Benjamin Krutko works in the social services sector.Benjamin Krutko
LAKEWOOD — Citizens in Ohio are entitled and permitted to cultivate various plants and flowers that are toxic and even deadly; digitalis; larkspur; and belladonna. But cannabis, with no overdose fatalities on record, remains illegal for individuals to cultivate in the privacy of their property.
For this reason and several others, the proposed regulatory standards for medical cannabis released by the State Medical Board and Board of Pharmacy are a good idea executed poorly. The proposed rules restrict individuals, businesses, and patients.
Decriminalization and regulation are not a one-size-fits-all process. Ohio is not Colorado — but it deprives itself, in the face of declining state revenues, of the more than $1 billion that state has made through cannabis sales.
Ohio’s standards were passed into law by a body that had no interest in taking up decriminalization or examining with any rigor the legal standards of other states in relation to taxes, individual use, and cultivation.

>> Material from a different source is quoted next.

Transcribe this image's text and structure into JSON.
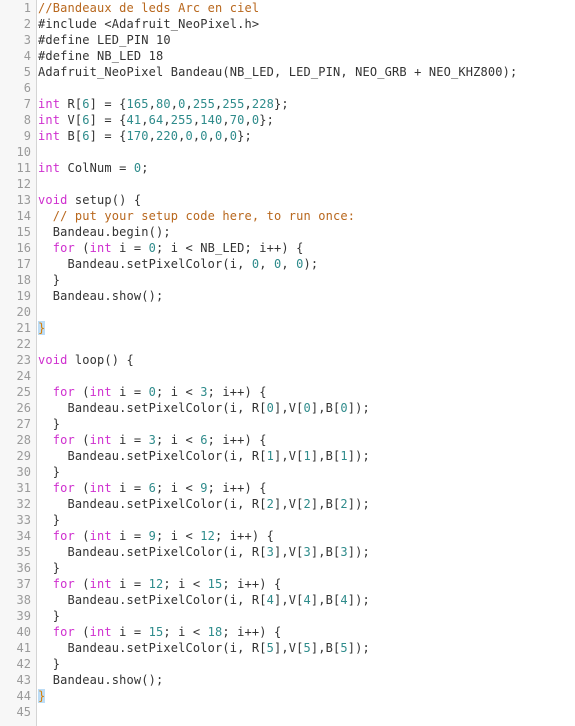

The goal here is to make the process from cultivation to sale onerous, expensive, time-consuming, and difficult.
The limited criteria granted by Ohio’s proposed regulations mean someone who moves from another state could lose access to medication. The current standard says that Ohio’s rules are to go into effect in September 2018 with no deadline for intrastate reciprocity. This is unnecessary, as the proposed regulations could have been drafted to grant reciprocity immediately rather than leave patients and caregivers waiting for final approval from the state. This change would prevent legitimate medical users from facing criminal charges and encourage them to use legal networks for current access.
The proposed liquidity requirements of $250,000 plus licensing fees and the cost of Ohio Bureau of Criminal Investigation background checks create a